__Work order__:
The full data must be written out exactly, with every line included.

__Source data__:
Content starts

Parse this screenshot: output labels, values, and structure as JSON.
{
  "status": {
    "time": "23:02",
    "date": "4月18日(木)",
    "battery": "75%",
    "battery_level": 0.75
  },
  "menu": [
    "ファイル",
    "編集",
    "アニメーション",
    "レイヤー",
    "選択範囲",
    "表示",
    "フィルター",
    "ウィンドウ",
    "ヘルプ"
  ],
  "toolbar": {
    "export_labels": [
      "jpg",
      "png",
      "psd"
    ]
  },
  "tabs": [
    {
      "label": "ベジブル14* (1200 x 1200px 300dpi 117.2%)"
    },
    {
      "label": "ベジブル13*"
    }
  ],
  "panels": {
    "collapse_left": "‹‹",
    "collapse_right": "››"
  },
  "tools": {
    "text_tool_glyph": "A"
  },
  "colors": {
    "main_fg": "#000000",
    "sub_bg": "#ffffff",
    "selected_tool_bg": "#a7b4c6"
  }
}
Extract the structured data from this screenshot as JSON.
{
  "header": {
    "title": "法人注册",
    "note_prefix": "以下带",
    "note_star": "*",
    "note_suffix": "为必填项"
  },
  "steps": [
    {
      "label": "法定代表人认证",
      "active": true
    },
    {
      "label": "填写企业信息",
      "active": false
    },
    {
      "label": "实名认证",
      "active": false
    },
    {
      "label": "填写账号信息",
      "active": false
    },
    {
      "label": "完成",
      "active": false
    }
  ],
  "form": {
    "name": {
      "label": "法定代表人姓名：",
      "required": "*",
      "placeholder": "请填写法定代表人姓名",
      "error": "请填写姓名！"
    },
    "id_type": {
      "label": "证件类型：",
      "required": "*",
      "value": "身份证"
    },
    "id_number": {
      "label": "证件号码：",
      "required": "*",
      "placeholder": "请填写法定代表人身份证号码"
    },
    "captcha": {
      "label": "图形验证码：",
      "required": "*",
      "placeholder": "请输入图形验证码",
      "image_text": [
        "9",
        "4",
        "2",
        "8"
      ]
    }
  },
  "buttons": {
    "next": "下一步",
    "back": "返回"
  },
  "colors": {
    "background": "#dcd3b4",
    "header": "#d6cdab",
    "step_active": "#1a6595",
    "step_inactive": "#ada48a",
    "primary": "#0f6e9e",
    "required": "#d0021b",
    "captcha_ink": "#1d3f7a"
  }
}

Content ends

__Task result__:
Parse this screenshot: output labels, values, and structure as JSON.
{
  "status": {
    "time": "23:02",
    "date": "4月18日(木)",
    "battery": "75%",
    "battery_level": 0.75
  },
  "menu": [
    "ファイル",
    "編集",
    "アニメーション",
    "レイヤー",
    "選択範囲",
    "表示",
    "フィルター",
    "ウィンドウ",
    "ヘルプ"
  ],
  "toolbar": {
    "export_labels": [
      "jpg",
      "png",
      "psd"
    ]
  },
  "tabs": [
    {
      "label": "ベジブル14* (1200 x 1200px 300dpi 117.2%)"
    },
    {
      "label": "ベジブル13*"
    }
  ],
  "panels": {
    "collapse_left": "‹‹",
    "collapse_right": "››"
  },
  "tools": {
    "text_tool_glyph": "A"
  },
  "colors": {
    "main_fg": "#000000",
    "sub_bg": "#ffffff",
    "selected_tool_bg": "#a7b4c6"
  }
}
Extract the structured data from this screenshot as JSON.
{
  "header": {
    "title": "法人注册",
    "note_prefix": "以下带",
    "note_star": "*",
    "note_suffix": "为必填项"
  },
  "steps": [
    {
      "label": "法定代表人认证",
      "active": true
    },
    {
      "label": "填写企业信息",
      "active": false
    },
    {
      "label": "实名认证",
      "active": false
    },
    {
      "label": "填写账号信息",
      "active": false
    },
    {
      "label": "完成",
      "active": false
    }
  ],
  "form": {
    "name": {
      "label": "法定代表人姓名：",
      "required": "*",
      "placeholder": "请填写法定代表人姓名",
      "error": "请填写姓名！"
    },
    "id_type": {
      "label": "证件类型：",
      "required": "*",
      "value": "身份证"
    },
    "id_number": {
      "label": "证件号码：",
      "required": "*",
      "placeholder": "请填写法定代表人身份证号码"
    },
    "captcha": {
      "label": "图形验证码：",
      "required": "*",
      "placeholder": "请输入图形验证码",
      "image_text": [
        "9",
        "4",
        "2",
        "8"
      ]
    }
  },
  "buttons": {
    "next": "下一步",
    "back": "返回"
  },
  "colors": {
    "background": "#dcd3b4",
    "header": "#d6cdab",
    "step_active": "#1a6595",
    "step_inactive": "#ada48a",
    "primary": "#0f6e9e",
    "required": "#d0021b",
    "captcha_ink": "#1d3f7a"
  }
}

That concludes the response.